[Start of section]

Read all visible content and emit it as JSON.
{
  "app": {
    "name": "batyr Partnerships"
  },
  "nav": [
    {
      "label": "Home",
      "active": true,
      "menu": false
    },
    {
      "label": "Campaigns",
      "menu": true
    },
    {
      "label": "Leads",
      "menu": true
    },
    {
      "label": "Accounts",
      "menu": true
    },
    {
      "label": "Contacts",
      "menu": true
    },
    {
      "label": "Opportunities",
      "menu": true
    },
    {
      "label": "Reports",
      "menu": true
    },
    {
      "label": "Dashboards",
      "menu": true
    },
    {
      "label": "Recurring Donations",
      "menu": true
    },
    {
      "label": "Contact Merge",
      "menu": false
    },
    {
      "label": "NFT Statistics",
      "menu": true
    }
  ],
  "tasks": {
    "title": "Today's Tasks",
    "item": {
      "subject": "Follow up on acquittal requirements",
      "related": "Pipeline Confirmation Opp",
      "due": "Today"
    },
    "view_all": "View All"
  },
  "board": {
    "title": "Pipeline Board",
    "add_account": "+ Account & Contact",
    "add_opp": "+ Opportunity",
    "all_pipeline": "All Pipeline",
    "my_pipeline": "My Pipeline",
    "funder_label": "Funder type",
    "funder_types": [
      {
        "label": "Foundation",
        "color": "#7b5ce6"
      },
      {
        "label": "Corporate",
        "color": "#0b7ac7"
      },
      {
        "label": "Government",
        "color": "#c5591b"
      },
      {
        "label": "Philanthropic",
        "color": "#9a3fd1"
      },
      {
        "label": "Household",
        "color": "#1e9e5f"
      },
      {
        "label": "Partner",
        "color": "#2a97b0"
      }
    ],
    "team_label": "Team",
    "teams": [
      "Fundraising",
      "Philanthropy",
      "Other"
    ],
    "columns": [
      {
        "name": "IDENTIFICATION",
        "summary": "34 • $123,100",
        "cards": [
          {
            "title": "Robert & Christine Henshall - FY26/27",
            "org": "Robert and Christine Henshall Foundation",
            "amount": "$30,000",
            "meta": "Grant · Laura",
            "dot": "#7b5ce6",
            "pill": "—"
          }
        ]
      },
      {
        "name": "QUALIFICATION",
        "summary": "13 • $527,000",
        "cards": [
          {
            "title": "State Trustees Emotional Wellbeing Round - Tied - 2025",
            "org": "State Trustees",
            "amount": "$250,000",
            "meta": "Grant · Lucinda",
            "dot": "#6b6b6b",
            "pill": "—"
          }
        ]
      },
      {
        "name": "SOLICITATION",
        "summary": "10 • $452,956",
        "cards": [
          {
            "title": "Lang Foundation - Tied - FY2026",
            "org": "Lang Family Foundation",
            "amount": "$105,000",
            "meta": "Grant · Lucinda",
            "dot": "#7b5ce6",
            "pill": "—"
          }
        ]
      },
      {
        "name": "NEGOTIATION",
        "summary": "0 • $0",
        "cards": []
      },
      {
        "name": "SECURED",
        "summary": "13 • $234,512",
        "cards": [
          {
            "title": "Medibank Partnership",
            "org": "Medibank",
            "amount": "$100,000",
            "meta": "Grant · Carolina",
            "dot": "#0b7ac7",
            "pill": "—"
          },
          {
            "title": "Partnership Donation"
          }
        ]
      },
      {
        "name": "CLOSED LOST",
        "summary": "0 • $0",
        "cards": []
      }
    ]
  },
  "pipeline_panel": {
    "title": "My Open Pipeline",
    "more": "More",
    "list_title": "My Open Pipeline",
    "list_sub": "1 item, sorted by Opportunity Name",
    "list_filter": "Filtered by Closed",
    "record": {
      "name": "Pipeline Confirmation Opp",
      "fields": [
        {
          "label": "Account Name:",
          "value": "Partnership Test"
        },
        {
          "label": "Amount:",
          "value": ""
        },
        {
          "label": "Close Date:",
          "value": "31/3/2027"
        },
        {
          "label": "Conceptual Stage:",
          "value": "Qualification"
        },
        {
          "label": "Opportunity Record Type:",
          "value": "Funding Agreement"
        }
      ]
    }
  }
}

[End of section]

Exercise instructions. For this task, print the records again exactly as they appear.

Exercise result.
Read all visible content and emit it as JSON.
{
  "app": {
    "name": "batyr Partnerships"
  },
  "nav": [
    {
      "label": "Home",
      "active": true,
      "menu": false
    },
    {
      "label": "Campaigns",
      "menu": true
    },
    {
      "label": "Leads",
      "menu": true
    },
    {
      "label": "Accounts",
      "menu": true
    },
    {
      "label": "Contacts",
      "menu": true
    },
    {
      "label": "Opportunities",
      "menu": true
    },
    {
      "label": "Reports",
      "menu": true
    },
    {
      "label": "Dashboards",
      "menu": true
    },
    {
      "label": "Recurring Donations",
      "menu": true
    },
    {
      "label": "Contact Merge",
      "menu": false
    },
    {
      "label": "NFT Statistics",
      "menu": true
    }
  ],
  "tasks": {
    "title": "Today's Tasks",
    "item": {
      "subject": "Follow up on acquittal requirements",
      "related": "Pipeline Confirmation Opp",
      "due": "Today"
    },
    "view_all": "View All"
  },
  "board": {
    "title": "Pipeline Board",
    "add_account": "+ Account & Contact",
    "add_opp": "+ Opportunity",
    "all_pipeline": "All Pipeline",
    "my_pipeline": "My Pipeline",
    "funder_label": "Funder type",
    "funder_types": [
      {
        "label": "Foundation",
        "color": "#7b5ce6"
      },
      {
        "label": "Corporate",
        "color": "#0b7ac7"
      },
      {
        "label": "Government",
        "color": "#c5591b"
      },
      {
        "label": "Philanthropic",
        "color": "#9a3fd1"
      },
      {
        "label": "Household",
        "color": "#1e9e5f"
      },
      {
        "label": "Partner",
        "color": "#2a97b0"
      }
    ],
    "team_label": "Team",
    "teams": [
      "Fundraising",
      "Philanthropy",
      "Other"
    ],
    "columns": [
      {
        "name": "IDENTIFICATION",
        "summary": "34 • $123,100",
        "cards": [
          {
            "title": "Robert & Christine Henshall - FY26/27",
            "org": "Robert and Christine Henshall Foundation",
            "amount": "$30,000",
            "meta": "Grant · Laura",
            "dot": "#7b5ce6",
            "pill": "—"
          }
        ]
      },
      {
        "name": "QUALIFICATION",
        "summary": "13 • $527,000",
        "cards": [
          {
            "title": "State Trustees Emotional Wellbeing Round - Tied - 2025",
            "org": "State Trustees",
            "amount": "$250,000",
            "meta": "Grant · Lucinda",
            "dot": "#6b6b6b",
            "pill": "—"
          }
        ]
      },
      {
        "name": "SOLICITATION",
        "summary": "10 • $452,956",
        "cards": [
          {
            "title": "Lang Foundation - Tied - FY2026",
            "org": "Lang Family Foundation",
            "amount": "$105,000",
            "meta": "Grant · Lucinda",
            "dot": "#7b5ce6",
            "pill": "—"
          }
        ]
      },
      {
        "name": "NEGOTIATION",
        "summary": "0 • $0",
        "cards": []
      },
      {
        "name": "SECURED",
        "summary": "13 • $234,512",
        "cards": [
          {
            "title": "Medibank Partnership",
            "org": "Medibank",
            "amount": "$100,000",
            "meta": "Grant · Carolina",
            "dot": "#0b7ac7",
            "pill": "—"
          },
          {
            "title": "Partnership Donation"
          }
        ]
      },
      {
        "name": "CLOSED LOST",
        "summary": "0 • $0",
        "cards": []
      }
    ]
  },
  "pipeline_panel": {
    "title": "My Open Pipeline",
    "more": "More",
    "list_title": "My Open Pipeline",
    "list_sub": "1 item, sorted by Opportunity Name",
    "list_filter": "Filtered by Closed",
    "record": {
      "name": "Pipeline Confirmation Opp",
      "fields": [
        {
          "label": "Account Name:",
          "value": "Partnership Test"
        },
        {
          "label": "Amount:",
          "value": ""
        },
        {
          "label": "Close Date:",
          "value": "31/3/2027"
        },
        {
          "label": "Conceptual Stage:",
          "value": "Qualification"
        },
        {
          "label": "Opportunity Record Type:",
          "value": "Funding Agreement"
        }
      ]
    }
  }
}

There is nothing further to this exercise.